**REQUIRED ACTION:** Write out every line below that includes the word "android".

**GIVEN RECORDS:**

"""

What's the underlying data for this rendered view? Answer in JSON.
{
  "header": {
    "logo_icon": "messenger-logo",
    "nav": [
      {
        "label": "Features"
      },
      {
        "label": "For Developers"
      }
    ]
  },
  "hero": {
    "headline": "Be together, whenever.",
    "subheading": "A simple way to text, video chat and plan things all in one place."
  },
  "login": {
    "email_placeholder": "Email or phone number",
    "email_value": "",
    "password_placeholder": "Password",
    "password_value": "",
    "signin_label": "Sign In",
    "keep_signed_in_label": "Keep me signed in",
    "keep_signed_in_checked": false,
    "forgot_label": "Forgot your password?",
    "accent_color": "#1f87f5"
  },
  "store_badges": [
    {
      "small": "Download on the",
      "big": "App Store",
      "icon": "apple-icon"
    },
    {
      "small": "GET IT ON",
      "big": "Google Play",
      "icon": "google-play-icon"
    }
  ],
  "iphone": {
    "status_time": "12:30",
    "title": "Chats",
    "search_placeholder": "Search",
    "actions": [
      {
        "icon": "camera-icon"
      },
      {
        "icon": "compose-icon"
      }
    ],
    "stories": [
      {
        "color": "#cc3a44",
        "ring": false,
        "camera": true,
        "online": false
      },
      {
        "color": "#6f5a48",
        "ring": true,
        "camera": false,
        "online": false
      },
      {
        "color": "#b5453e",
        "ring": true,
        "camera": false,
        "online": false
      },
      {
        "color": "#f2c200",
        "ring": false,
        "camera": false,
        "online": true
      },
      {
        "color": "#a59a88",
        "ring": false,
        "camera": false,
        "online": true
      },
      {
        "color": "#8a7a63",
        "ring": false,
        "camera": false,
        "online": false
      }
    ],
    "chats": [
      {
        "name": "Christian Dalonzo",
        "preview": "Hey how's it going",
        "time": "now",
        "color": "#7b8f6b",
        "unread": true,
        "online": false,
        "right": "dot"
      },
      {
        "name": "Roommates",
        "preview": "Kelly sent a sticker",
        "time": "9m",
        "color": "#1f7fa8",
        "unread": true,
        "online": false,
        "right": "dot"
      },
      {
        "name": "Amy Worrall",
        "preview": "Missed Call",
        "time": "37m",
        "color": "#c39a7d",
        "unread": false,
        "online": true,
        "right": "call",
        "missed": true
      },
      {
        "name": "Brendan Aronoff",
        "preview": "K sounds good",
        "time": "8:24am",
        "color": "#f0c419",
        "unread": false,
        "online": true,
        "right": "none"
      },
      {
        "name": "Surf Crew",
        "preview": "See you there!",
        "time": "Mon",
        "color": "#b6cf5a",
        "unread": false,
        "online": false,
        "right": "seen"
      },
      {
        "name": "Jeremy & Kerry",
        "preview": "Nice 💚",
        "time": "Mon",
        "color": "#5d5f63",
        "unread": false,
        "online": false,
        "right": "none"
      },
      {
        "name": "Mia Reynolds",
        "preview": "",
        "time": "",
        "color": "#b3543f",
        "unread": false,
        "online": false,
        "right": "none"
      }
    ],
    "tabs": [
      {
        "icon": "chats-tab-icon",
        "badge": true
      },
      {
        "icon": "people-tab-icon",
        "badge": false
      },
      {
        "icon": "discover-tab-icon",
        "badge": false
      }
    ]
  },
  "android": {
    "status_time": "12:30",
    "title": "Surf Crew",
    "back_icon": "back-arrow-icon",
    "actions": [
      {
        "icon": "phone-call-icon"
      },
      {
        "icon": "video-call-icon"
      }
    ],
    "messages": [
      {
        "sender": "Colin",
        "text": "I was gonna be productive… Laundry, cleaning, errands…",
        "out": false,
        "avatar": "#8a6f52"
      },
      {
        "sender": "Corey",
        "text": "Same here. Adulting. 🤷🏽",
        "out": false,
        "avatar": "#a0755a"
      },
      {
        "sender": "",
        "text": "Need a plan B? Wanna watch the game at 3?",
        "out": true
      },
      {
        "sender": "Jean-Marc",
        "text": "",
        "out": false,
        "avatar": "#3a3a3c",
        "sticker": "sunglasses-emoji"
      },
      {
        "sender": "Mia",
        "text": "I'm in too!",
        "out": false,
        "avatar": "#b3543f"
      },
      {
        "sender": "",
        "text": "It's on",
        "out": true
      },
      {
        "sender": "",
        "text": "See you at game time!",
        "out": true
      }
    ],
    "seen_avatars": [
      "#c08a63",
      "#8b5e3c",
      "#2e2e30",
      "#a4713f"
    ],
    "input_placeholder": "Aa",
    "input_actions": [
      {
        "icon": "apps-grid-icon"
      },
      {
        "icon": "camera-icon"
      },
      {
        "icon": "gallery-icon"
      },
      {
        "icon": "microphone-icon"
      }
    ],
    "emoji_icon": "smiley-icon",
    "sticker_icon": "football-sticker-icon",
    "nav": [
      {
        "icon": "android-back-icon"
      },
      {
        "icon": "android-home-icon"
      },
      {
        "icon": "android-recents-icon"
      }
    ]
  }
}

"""

**EXERCISE OUTPUT:**
  "android": {
        "icon": "android-back-icon"
        "icon": "android-home-icon"
        "icon": "android-recents-icon"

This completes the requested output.